**WHAT THE EXERCISE ASKS**
Your answer should be every line of the entries that has the string "erzeugen" in it.

[Website and app data records]
· · · ·
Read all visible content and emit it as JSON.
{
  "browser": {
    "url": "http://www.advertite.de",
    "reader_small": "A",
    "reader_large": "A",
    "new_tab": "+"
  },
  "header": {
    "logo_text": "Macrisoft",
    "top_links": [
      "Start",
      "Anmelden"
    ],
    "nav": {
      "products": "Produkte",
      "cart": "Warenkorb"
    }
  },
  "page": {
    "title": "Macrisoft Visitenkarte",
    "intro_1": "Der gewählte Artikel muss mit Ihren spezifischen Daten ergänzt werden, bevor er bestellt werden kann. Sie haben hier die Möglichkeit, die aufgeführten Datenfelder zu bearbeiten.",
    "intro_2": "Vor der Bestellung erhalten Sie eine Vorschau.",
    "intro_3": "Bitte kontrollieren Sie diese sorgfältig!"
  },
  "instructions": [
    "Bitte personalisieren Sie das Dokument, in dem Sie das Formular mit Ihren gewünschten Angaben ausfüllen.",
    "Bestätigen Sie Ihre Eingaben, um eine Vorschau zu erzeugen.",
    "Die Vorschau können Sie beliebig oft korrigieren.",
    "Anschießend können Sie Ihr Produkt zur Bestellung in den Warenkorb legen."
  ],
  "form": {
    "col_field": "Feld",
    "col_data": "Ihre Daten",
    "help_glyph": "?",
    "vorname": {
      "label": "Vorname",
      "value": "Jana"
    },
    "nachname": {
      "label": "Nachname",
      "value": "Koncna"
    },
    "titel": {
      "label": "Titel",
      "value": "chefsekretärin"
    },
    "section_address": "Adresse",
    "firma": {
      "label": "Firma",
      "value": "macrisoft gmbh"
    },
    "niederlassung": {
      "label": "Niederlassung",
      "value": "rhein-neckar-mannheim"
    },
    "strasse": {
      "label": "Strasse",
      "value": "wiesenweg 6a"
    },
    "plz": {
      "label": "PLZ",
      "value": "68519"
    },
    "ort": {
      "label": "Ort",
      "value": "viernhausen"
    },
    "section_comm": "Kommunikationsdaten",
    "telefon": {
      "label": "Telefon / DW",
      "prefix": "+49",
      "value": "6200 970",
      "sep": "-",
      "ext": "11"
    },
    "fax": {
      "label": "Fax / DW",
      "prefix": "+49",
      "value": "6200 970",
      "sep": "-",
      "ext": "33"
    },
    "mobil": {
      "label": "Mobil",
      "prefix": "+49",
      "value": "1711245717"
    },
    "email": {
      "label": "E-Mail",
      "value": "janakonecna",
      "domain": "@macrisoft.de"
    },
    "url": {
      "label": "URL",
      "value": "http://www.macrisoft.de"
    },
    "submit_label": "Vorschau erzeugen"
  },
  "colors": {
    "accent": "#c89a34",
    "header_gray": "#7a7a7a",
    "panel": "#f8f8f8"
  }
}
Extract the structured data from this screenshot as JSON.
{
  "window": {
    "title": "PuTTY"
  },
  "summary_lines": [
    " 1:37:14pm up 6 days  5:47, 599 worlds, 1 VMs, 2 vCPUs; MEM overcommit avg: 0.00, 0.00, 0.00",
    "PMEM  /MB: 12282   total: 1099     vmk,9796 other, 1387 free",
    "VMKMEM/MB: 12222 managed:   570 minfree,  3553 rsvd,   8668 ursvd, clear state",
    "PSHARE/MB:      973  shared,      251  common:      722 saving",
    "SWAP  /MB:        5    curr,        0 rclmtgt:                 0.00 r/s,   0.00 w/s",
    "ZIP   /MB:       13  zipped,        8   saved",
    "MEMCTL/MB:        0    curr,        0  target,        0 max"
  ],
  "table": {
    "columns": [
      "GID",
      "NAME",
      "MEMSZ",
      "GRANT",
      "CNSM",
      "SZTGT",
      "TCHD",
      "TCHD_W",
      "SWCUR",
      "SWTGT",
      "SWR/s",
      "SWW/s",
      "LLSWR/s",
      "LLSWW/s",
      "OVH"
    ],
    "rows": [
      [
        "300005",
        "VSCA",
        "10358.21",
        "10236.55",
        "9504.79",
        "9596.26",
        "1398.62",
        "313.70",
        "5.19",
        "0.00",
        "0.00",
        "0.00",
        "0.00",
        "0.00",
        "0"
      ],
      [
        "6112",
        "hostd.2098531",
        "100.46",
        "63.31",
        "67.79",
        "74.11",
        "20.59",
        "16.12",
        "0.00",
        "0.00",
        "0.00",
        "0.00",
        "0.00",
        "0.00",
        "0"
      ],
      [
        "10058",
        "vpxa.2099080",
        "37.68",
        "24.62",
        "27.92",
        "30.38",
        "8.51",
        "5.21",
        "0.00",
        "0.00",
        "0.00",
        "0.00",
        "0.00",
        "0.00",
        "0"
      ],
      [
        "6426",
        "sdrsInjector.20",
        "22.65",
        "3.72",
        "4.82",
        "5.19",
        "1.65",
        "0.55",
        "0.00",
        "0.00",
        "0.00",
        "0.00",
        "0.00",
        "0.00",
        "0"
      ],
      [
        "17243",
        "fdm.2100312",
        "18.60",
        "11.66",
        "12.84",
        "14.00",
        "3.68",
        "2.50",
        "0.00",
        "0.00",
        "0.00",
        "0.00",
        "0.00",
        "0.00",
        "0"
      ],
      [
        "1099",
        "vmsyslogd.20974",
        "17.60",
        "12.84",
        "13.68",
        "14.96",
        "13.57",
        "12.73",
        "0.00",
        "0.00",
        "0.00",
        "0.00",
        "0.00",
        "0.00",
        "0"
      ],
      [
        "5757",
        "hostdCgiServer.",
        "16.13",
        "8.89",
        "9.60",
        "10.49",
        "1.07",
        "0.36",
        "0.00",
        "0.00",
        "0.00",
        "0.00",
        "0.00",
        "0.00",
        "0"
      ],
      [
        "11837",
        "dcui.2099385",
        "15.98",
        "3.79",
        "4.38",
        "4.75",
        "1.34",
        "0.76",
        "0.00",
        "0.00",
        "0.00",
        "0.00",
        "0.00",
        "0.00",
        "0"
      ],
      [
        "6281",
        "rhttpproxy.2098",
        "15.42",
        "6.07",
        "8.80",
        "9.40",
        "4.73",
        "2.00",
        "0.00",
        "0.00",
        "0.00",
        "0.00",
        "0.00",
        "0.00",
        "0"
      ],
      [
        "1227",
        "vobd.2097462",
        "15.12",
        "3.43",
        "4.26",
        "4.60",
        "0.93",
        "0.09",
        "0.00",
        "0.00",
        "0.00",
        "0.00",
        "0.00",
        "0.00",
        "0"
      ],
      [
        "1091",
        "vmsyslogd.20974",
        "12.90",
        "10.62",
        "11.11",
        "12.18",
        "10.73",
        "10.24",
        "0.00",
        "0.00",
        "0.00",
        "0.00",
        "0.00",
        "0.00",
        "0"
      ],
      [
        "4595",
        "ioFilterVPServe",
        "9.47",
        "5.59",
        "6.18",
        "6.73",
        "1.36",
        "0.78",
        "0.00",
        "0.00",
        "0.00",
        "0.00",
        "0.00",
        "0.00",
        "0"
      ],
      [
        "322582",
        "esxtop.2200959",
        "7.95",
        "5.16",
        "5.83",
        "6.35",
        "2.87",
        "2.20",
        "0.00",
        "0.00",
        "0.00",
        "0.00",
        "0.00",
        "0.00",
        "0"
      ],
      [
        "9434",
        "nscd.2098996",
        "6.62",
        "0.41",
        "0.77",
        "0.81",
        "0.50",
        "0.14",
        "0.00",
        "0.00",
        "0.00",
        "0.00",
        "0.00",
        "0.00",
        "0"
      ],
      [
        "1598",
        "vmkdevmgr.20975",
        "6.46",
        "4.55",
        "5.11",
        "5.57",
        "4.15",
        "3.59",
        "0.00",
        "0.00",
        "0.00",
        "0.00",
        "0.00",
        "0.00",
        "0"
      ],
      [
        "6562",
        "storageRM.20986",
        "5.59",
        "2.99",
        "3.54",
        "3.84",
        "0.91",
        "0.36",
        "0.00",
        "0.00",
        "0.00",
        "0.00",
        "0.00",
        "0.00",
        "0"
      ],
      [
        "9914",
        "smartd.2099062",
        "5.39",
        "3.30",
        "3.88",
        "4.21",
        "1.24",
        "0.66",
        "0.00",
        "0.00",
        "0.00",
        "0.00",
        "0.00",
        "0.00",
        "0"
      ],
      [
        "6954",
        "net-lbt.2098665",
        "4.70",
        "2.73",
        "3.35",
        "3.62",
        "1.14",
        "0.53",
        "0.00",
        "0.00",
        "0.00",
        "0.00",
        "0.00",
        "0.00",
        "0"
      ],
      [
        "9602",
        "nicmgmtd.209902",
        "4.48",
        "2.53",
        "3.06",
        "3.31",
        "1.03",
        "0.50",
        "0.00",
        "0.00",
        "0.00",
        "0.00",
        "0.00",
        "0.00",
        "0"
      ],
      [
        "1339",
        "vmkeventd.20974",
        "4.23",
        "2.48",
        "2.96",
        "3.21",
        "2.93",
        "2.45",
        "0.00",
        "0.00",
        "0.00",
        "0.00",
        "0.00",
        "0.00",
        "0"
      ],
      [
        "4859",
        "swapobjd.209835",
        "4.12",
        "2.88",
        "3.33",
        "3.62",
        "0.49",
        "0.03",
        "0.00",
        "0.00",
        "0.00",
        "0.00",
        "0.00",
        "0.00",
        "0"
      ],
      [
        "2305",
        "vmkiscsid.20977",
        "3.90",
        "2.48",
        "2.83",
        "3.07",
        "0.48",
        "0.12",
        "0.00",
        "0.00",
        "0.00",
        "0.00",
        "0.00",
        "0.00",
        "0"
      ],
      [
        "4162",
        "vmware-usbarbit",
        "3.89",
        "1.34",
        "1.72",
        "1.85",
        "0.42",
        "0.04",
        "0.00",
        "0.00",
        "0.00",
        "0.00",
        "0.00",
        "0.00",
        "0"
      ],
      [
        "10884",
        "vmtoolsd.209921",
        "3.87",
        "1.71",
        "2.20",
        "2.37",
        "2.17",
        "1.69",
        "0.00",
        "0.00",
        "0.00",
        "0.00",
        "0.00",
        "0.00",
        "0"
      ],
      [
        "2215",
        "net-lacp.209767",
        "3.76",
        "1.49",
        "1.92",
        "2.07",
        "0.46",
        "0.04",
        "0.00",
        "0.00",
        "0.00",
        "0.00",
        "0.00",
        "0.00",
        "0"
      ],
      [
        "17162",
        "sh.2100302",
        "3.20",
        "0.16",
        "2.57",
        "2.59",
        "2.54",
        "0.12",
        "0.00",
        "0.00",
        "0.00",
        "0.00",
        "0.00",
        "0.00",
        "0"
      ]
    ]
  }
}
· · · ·
**REPLY TO THE EXERCISE**
    "Bestätigen Sie Ihre Eingaben, um eine Vorschau zu erzeugen.",
    "submit_label": "Vorschau erzeugen"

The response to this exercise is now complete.